  • No systemic symptoms
Prognostic Factors
  • Most cases resolve within months, but often persists for years
Case Reports
Treatment
  • Topical corticosteroids for inflammation and itching
  • Menthol or pramoxine lotions for itching
  • Retinoids (Vitamin A, 50,000 Units 3 / day x 2 weeks, then daily x 12 weeks, OR isotretinoid 40 mg/day x 2 - 12 weeks)
  • For severely resistant cases, oral corticosteroids, UV-B, PUVA, methotrexate or grenz radiation may be effective (eMedicine)
  • Possibly triple antibiotics (Cutis 2007;80:72)
  • Avoid excess heat or sweating
Clinical Images

Images hosted on PathOut servers:

Breast skin, courtesy of Mark R. Wick, M.D.



Images hosted on other servers:

Various images

Micro Description
  • Spongiosis and focal acantholysis
  • Usually superficial dermal, perivascular infiltrate of lymphocytes and histiocytes; eosinophils in 25%
  • May have other coexisting dermatologic disorders (Arch Pathol Lab Med 2009;133:1490)

  • Patterns:
    • Pemphigus vulgaris–like (47%): predominantly limited to suprabasal acantholysis, with basal keratinocytes attached to basement membrane forming a characteristic tombstone appearance
    • Darier-like (18%): suprabasal acantholysis of keratinocytes with scattered apoptotic or dyskeratotic cells within various levels of the epidermis
    • Spongiotic (9%): edema within epidermis, causing separation of keratinocytes and prominent intracellular bridges
    • Pemphigus foliaceous–like (9%)
    • Mixed (9%)
    • Hailey-Hailey–like (8%): suprabasal acantholysis of all levels of the epidermis without significant dyskeratosis ("dilapidated brick wall" appearance)
Micro Images
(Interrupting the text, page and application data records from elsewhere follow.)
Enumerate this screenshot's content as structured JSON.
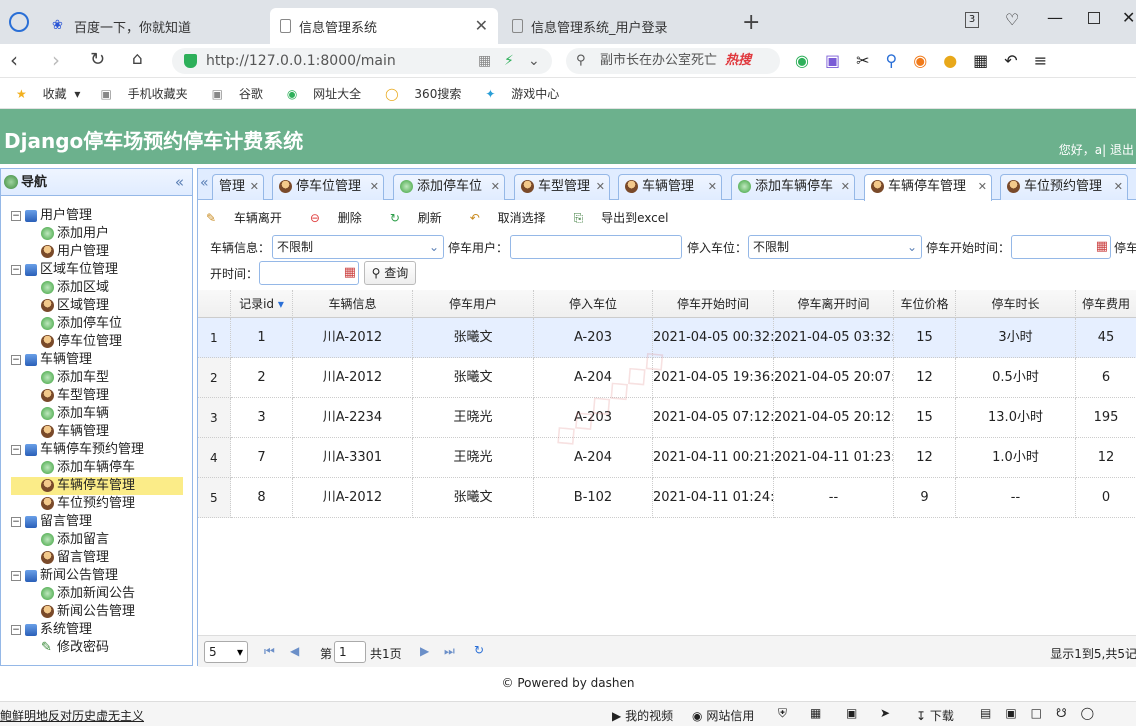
{
  "browser": {
    "tabs": [
      {
        "label": "百度一下，你就知道",
        "active": false
      },
      {
        "label": "信息管理系统",
        "active": true
      },
      {
        "label": "信息管理系统_用户登录",
        "active": false
      }
    ],
    "tab_count": "3",
    "url": "http://127.0.0.1:8000/main",
    "search_text": "副市长在办公室死亡",
    "hot_label": "热搜",
    "bookmarks": [
      "收藏",
      "手机收藏夹",
      "谷歌",
      "网址大全",
      "360搜索",
      "游戏中心"
    ]
  },
  "app": {
    "title": "Django停车场预约停车计费系统",
    "greeting": "您好，a| 退出"
  },
  "sidebar": {
    "title": "导航",
    "collapse_icon": "«",
    "items": [
      {
        "label": "用户管理",
        "level": 0
      },
      {
        "label": "添加用户",
        "level": 1,
        "icon": "add"
      },
      {
        "label": "用户管理",
        "level": 1,
        "icon": "user"
      },
      {
        "label": "区域车位管理",
        "level": 0
      },
      {
        "label": "添加区域",
        "level": 1,
        "icon": "add"
      },
      {
        "label": "区域管理",
        "level": 1,
        "icon": "user"
      },
      {
        "label": "添加停车位",
        "level": 1,
        "icon": "add"
      },
      {
        "label": "停车位管理",
        "level": 1,
        "icon": "user"
      },
      {
        "label": "车辆管理",
        "level": 0
      },
      {
        "label": "添加车型",
        "level": 1,
        "icon": "add"
      },
      {
        "label": "车型管理",
        "level": 1,
        "icon": "user"
      },
      {
        "label": "添加车辆",
        "level": 1,
        "icon": "add"
      },
      {
        "label": "车辆管理",
        "level": 1,
        "icon": "user"
      },
      {
        "label": "车辆停车预约管理",
        "level": 0
      },
      {
        "label": "添加车辆停车",
        "level": 1,
        "icon": "add"
      },
      {
        "label": "车辆停车管理",
        "level": 1,
        "icon": "user",
        "selected": true
      },
      {
        "label": "车位预约管理",
        "level": 1,
        "icon": "user"
      },
      {
        "label": "留言管理",
        "level": 0
      },
      {
        "label": "添加留言",
        "level": 1,
        "icon": "add"
      },
      {
        "label": "留言管理",
        "level": 1,
        "icon": "user"
      },
      {
        "label": "新闻公告管理",
        "level": 0
      },
      {
        "label": "添加新闻公告",
        "level": 1,
        "icon": "add"
      },
      {
        "label": "新闻公告管理",
        "level": 1,
        "icon": "user"
      },
      {
        "label": "系统管理",
        "level": 0
      },
      {
        "label": "修改密码",
        "level": 1,
        "icon": "pencil"
      }
    ]
  },
  "panel_tabs": [
    {
      "label": "管理",
      "icon": "none"
    },
    {
      "label": "停车位管理",
      "icon": "user"
    },
    {
      "label": "添加停车位",
      "icon": "add"
    },
    {
      "label": "车型管理",
      "icon": "user"
    },
    {
      "label": "车辆管理",
      "icon": "user"
    },
    {
      "label": "添加车辆停车",
      "icon": "add"
    },
    {
      "label": "车辆停车管理",
      "icon": "user",
      "active": true
    },
    {
      "label": "车位预约管理",
      "icon": "user"
    }
  ],
  "toolbar": {
    "leave": "车辆离开",
    "delete": "删除",
    "refresh": "刷新",
    "cancel": "取消选择",
    "export": "导出到excel"
  },
  "filters": {
    "car_label": "车辆信息：",
    "car_value": "不限制",
    "user_label": "停车用户：",
    "spot_label": "停入车位：",
    "spot_value": "不限制",
    "start_label": "停车开始时间：",
    "end_label_part1": "停车",
    "end_label_part2": "开时间：",
    "query": "查询"
  },
  "grid": {
    "columns": [
      "",
      "记录id",
      "车辆信息",
      "停车用户",
      "停入车位",
      "停车开始时间",
      "停车离开时间",
      "车位价格",
      "停车时长",
      "停车费用"
    ],
    "rows": [
      [
        "1",
        "1",
        "川A-2012",
        "张曦文",
        "A-203",
        "2021-04-05 00:32:",
        "2021-04-05 03:32:",
        "15",
        "3小时",
        "45"
      ],
      [
        "2",
        "2",
        "川A-2012",
        "张曦文",
        "A-204",
        "2021-04-05 19:36:",
        "2021-04-05 20:07:",
        "12",
        "0.5小时",
        "6"
      ],
      [
        "3",
        "3",
        "川A-2234",
        "王晓光",
        "A-203",
        "2021-04-05 07:12:",
        "2021-04-05 20:12:",
        "15",
        "13.0小时",
        "195"
      ],
      [
        "4",
        "7",
        "川A-3301",
        "王晓光",
        "A-204",
        "2021-04-11 00:21:",
        "2021-04-11 01:23:",
        "12",
        "1.0小时",
        "12"
      ],
      [
        "5",
        "8",
        "川A-2012",
        "张曦文",
        "B-102",
        "2021-04-11 01:24:",
        "--",
        "9",
        "--",
        "0"
      ]
    ]
  },
  "pager": {
    "page_size": "5",
    "page_prefix": "第",
    "page_value": "1",
    "page_total": "共1页",
    "summary": "显示1到5,共5记"
  },
  "footer": "© Powered by dashen",
  "statusbar": {
    "left": "鲍鲜明地反对历史虚无主义",
    "video": "我的视频",
    "credit": "网站信用",
    "download": "下载"
  }
}
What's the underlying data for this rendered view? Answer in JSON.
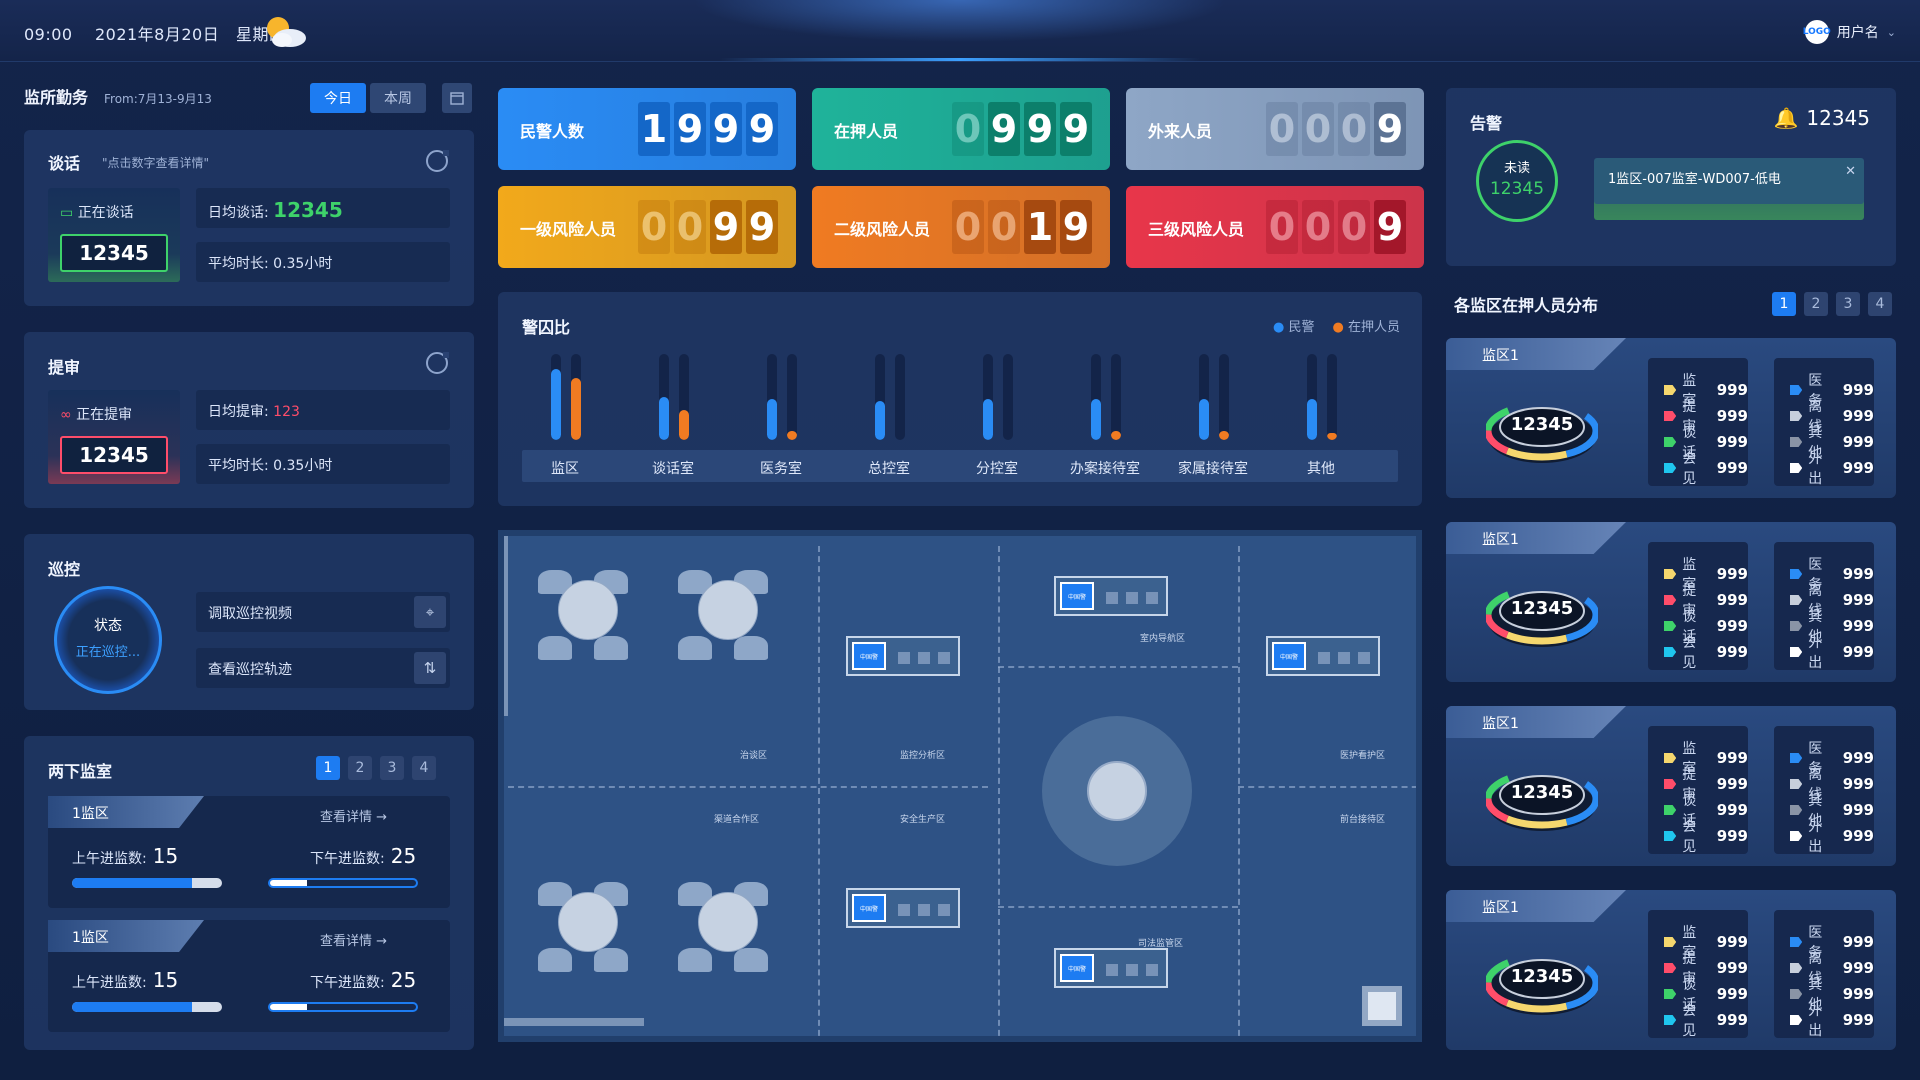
{
  "header": {
    "time": "09:00",
    "date": "2021年8月20日",
    "weekday": "星期四",
    "weather_icon": "partly-cloudy-icon",
    "avatar_text": "LOGO",
    "username": "用户名"
  },
  "duty": {
    "title": "监所勤务",
    "range": "From:7月13-9月13",
    "tabs": [
      "今日",
      "本周"
    ]
  },
  "talk": {
    "title": "谈话",
    "hint": "\"点击数字查看详情\"",
    "status_label": "正在谈话",
    "count": "12345",
    "daily_label": "日均谈话:",
    "daily_value": "12345",
    "avg_label": "平均时长: 0.35小时"
  },
  "review": {
    "title": "提审",
    "status_label": "正在提审",
    "count": "12345",
    "daily_label": "日均提审:",
    "daily_value": "123",
    "avg_label": "平均时长: 0.35小时"
  },
  "patrol": {
    "title": "巡控",
    "ring_title": "状态",
    "ring_status": "正在巡控...",
    "btn_video": "调取巡控视频",
    "btn_track": "查看巡控轨迹"
  },
  "cells": {
    "title": "两下监室",
    "pages": [
      "1",
      "2",
      "3",
      "4"
    ],
    "items": [
      {
        "name": "1监区",
        "detail": "查看详情 →",
        "am_label": "上午进监数:",
        "am_value": "15",
        "pm_label": "下午进监数:",
        "pm_value": "25",
        "am_fill": 0.8,
        "pm_fill": 0.25
      },
      {
        "name": "1监区",
        "detail": "查看详情 →",
        "am_label": "上午进监数:",
        "am_value": "15",
        "pm_label": "下午进监数:",
        "pm_value": "25",
        "am_fill": 0.8,
        "pm_fill": 0.25
      }
    ]
  },
  "kpis": [
    {
      "label": "民警人数",
      "digits": [
        "1",
        "9",
        "9",
        "9"
      ],
      "dim": [
        false,
        false,
        false,
        false
      ],
      "color": "#2a8cf5",
      "digit_bg": "#1467c8"
    },
    {
      "label": "在押人员",
      "digits": [
        "0",
        "9",
        "9",
        "9"
      ],
      "dim": [
        true,
        false,
        false,
        false
      ],
      "color": "#1fb39a",
      "digit_bg": "#0c7f6b"
    },
    {
      "label": "外来人员",
      "digits": [
        "0",
        "0",
        "0",
        "9"
      ],
      "dim": [
        true,
        true,
        true,
        false
      ],
      "color": "#8ea6c6",
      "digit_bg": "#5c7394"
    },
    {
      "label": "一级风险人员",
      "digits": [
        "0",
        "0",
        "9",
        "9"
      ],
      "dim": [
        true,
        true,
        false,
        false
      ],
      "color": "#f2a91b",
      "digit_bg": "#b66c08"
    },
    {
      "label": "二级风险人员",
      "digits": [
        "0",
        "0",
        "1",
        "9"
      ],
      "dim": [
        true,
        true,
        false,
        false
      ],
      "color": "#f07b22",
      "digit_bg": "#a64a10"
    },
    {
      "label": "三级风险人员",
      "digits": [
        "0",
        "0",
        "0",
        "9"
      ],
      "dim": [
        true,
        true,
        true,
        false
      ],
      "color": "#e8364a",
      "digit_bg": "#a3172a"
    }
  ],
  "chart_data": {
    "type": "bar",
    "title": "警囚比",
    "categories": [
      "监区",
      "谈话室",
      "医务室",
      "总控室",
      "分控室",
      "办案接待室",
      "家属接待室",
      "其他"
    ],
    "series": [
      {
        "name": "民警",
        "color": "#2a8cf5",
        "values": [
          82,
          50,
          48,
          45,
          48,
          48,
          48,
          48
        ]
      },
      {
        "name": "在押人员",
        "color": "#f07b22",
        "values": [
          72,
          35,
          10,
          0,
          0,
          10,
          10,
          8
        ]
      }
    ],
    "ylim": [
      0,
      100
    ]
  },
  "map": {
    "labels": [
      "室内导航区",
      "监控分析区",
      "治谈区",
      "医护看护区",
      "渠道合作区",
      "安全生产区",
      "前台接待区",
      "司法监管区"
    ],
    "screen_text": "中国警"
  },
  "alarm": {
    "title": "告警",
    "count": "12345",
    "unread_label": "未读",
    "unread_value": "12345",
    "message": "1监区-007监室-WD007-低电"
  },
  "distribution": {
    "title": "各监区在押人员分布",
    "pages": [
      "1",
      "2",
      "3",
      "4"
    ],
    "cards": [
      {
        "name": "监区1",
        "center": "12345",
        "left": [
          {
            "label": "监室",
            "value": "999",
            "color": "#f5d76e"
          },
          {
            "label": "提审",
            "value": "999",
            "color": "#ff4d6a"
          },
          {
            "label": "谈话",
            "value": "999",
            "color": "#3ed26a"
          },
          {
            "label": "会见",
            "value": "999",
            "color": "#1fc6ee"
          }
        ],
        "right": [
          {
            "label": "医务",
            "value": "999",
            "color": "#2a8cf5"
          },
          {
            "label": "离线",
            "value": "999",
            "color": "#c7cfdc"
          },
          {
            "label": "其他",
            "value": "999",
            "color": "#8a94a6"
          },
          {
            "label": "外出",
            "value": "999",
            "color": "#ffffff"
          }
        ]
      },
      {
        "name": "监区1",
        "center": "12345",
        "left": [
          {
            "label": "监室",
            "value": "999",
            "color": "#f5d76e"
          },
          {
            "label": "提审",
            "value": "999",
            "color": "#ff4d6a"
          },
          {
            "label": "谈话",
            "value": "999",
            "color": "#3ed26a"
          },
          {
            "label": "会见",
            "value": "999",
            "color": "#1fc6ee"
          }
        ],
        "right": [
          {
            "label": "医务",
            "value": "999",
            "color": "#2a8cf5"
          },
          {
            "label": "离线",
            "value": "999",
            "color": "#c7cfdc"
          },
          {
            "label": "其他",
            "value": "999",
            "color": "#8a94a6"
          },
          {
            "label": "外出",
            "value": "999",
            "color": "#ffffff"
          }
        ]
      },
      {
        "name": "监区1",
        "center": "12345",
        "left": [
          {
            "label": "监室",
            "value": "999",
            "color": "#f5d76e"
          },
          {
            "label": "提审",
            "value": "999",
            "color": "#ff4d6a"
          },
          {
            "label": "谈话",
            "value": "999",
            "color": "#3ed26a"
          },
          {
            "label": "会见",
            "value": "999",
            "color": "#1fc6ee"
          }
        ],
        "right": [
          {
            "label": "医务",
            "value": "999",
            "color": "#2a8cf5"
          },
          {
            "label": "离线",
            "value": "999",
            "color": "#c7cfdc"
          },
          {
            "label": "其他",
            "value": "999",
            "color": "#8a94a6"
          },
          {
            "label": "外出",
            "value": "999",
            "color": "#ffffff"
          }
        ]
      },
      {
        "name": "监区1",
        "center": "12345",
        "left": [
          {
            "label": "监室",
            "value": "999",
            "color": "#f5d76e"
          },
          {
            "label": "提审",
            "value": "999",
            "color": "#ff4d6a"
          },
          {
            "label": "谈话",
            "value": "999",
            "color": "#3ed26a"
          },
          {
            "label": "会见",
            "value": "999",
            "color": "#1fc6ee"
          }
        ],
        "right": [
          {
            "label": "医务",
            "value": "999",
            "color": "#2a8cf5"
          },
          {
            "label": "离线",
            "value": "999",
            "color": "#c7cfdc"
          },
          {
            "label": "其他",
            "value": "999",
            "color": "#8a94a6"
          },
          {
            "label": "外出",
            "value": "999",
            "color": "#ffffff"
          }
        ]
      }
    ]
  }
}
Images hosted on PathOut servers:

Breast skin, courtesy of Mark R. Wick, M.D.



Images hosted on other servers:

Acantholytic dyskeratosis in epidermis

With corps ronds and grains

Pemphigus vulgaris–like pattern of suprabasal acantholysis

Various images

Spongiotic-like pattern

Negative Stains
  • No specific pattern for direct immunofluorescence
Differential Diagnosis
  • Pathology:
    • Darier's disease: virtually identical; greater tendency to involve follicles; no eosinophilic infiltrate; clinical correlation essential
    • Pemphigus vulgaris: broad zones of suprabasilar acantholysis; mucosal involvement; involvement of adnexal structures; often abundant eosinophils; fishnet pattern of IgG and C3 on direct immunofluoresence
    • Pemphigus foliaceus: broad zone of subcorneal and subgranular acantholysis; involvement of adnexal structures; often eosinophils; fishnet pattern of IgG and C3 on direct immunofluoresence
    • Primary spongiotic dermatitis: involvement of entire epidermis; psoriasiform hyperplasia

  • Clinical:
    • Dermatitis herpetiformis: severe pruritis, vesicles on extensor surface
    • Drug eruption: morbilliform papules on face, trunk, and extremities
    • Folliculitis: erythematous papules on trunk, head, and neck
    • Galli-Galli disease: acantholytic variant of Dowling-Degos disease; presents in similar manner, but has a focal reticulated pattern, affects hands, groin and lower extremities; histology shows elongation of rete ridges but no acantholysis (J Am Acad Dermatol 2008;58:299)
    • Parasites: examine scraping under microscope for organisms